Know this, high tech entrepreneurship is one of the most dangerous games on earth; don’t let anyone tell you otherwise. If you are really playing the game you are bound to lose everything, at least once, as well as everything you borrowed from the friends and family that love you. Your ego will receive an extreme beating and if you can’t recreate a tougher, more balanced and self-aware version of your ego you will fail. Train! Study your competition, learn from them and then develop your own unique style based on your strengths. I don’t want to read any more posts about whether or not it’s ok to cry at work. That is irrelevant. What you need to perfect is the ability to decide the appropriateness of any emotion at any given time in the course of your day as an entrepreneur and the leader of your company—when to cry, when to tell a joke to break the tension, when to shut up, when to motivate and when to wait.

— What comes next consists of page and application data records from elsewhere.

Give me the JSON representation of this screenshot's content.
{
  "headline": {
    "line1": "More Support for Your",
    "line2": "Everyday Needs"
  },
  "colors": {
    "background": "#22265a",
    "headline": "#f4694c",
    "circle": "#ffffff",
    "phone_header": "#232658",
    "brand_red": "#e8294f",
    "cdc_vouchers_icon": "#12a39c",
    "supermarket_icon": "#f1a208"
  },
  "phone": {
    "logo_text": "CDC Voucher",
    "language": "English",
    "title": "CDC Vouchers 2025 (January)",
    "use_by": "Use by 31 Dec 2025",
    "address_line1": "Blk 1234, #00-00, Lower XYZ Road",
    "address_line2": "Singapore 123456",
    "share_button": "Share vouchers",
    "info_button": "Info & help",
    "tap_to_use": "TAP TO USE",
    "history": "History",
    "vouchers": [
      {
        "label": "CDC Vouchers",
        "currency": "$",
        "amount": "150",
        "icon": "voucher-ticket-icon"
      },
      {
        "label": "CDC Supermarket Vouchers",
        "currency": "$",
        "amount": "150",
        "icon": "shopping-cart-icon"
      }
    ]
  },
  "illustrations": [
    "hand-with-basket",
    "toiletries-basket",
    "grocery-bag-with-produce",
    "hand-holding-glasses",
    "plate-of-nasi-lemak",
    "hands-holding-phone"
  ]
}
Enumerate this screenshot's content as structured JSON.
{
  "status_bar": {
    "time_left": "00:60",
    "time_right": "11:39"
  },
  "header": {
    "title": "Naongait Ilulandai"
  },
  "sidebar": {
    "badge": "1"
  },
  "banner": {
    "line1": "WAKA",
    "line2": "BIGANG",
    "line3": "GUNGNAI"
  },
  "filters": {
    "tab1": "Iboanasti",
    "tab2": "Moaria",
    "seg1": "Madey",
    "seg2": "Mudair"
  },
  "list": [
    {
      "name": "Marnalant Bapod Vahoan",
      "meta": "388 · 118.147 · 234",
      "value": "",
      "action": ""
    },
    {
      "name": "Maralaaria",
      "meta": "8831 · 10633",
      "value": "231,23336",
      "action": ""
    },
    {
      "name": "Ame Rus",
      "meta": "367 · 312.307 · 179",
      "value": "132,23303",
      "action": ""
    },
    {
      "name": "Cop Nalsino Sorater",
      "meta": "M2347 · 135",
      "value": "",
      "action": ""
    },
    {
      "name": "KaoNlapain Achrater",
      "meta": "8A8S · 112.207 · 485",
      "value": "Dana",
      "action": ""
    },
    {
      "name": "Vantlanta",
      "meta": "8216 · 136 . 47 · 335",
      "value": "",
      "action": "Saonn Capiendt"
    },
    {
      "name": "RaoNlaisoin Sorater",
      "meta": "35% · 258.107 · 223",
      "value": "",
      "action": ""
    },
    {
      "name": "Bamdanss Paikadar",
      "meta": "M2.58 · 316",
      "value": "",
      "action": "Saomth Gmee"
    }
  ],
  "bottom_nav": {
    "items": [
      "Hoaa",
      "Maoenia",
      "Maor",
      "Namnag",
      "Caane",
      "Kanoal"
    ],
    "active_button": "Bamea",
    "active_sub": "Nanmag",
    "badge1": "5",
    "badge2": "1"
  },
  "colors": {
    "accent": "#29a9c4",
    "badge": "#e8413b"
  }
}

If you screw up, own up and keep going. Seek out brutally honest mentors (especially men) and re-evaluate your strengths and contribution every day. Remember, you don’t have to be CEO to be an entrepreneur so be honest about whether or not that’s your best fit as founder—the success of your company depends on it.
As in life, the key to succeeding at entrepreneurship is “know thyself” and there is nothing quite like entrepreneurship to strip the extra away. Once you do, you will never again mistake mediocrity for a helping hand.
Good luck, don’t settle, fight hard.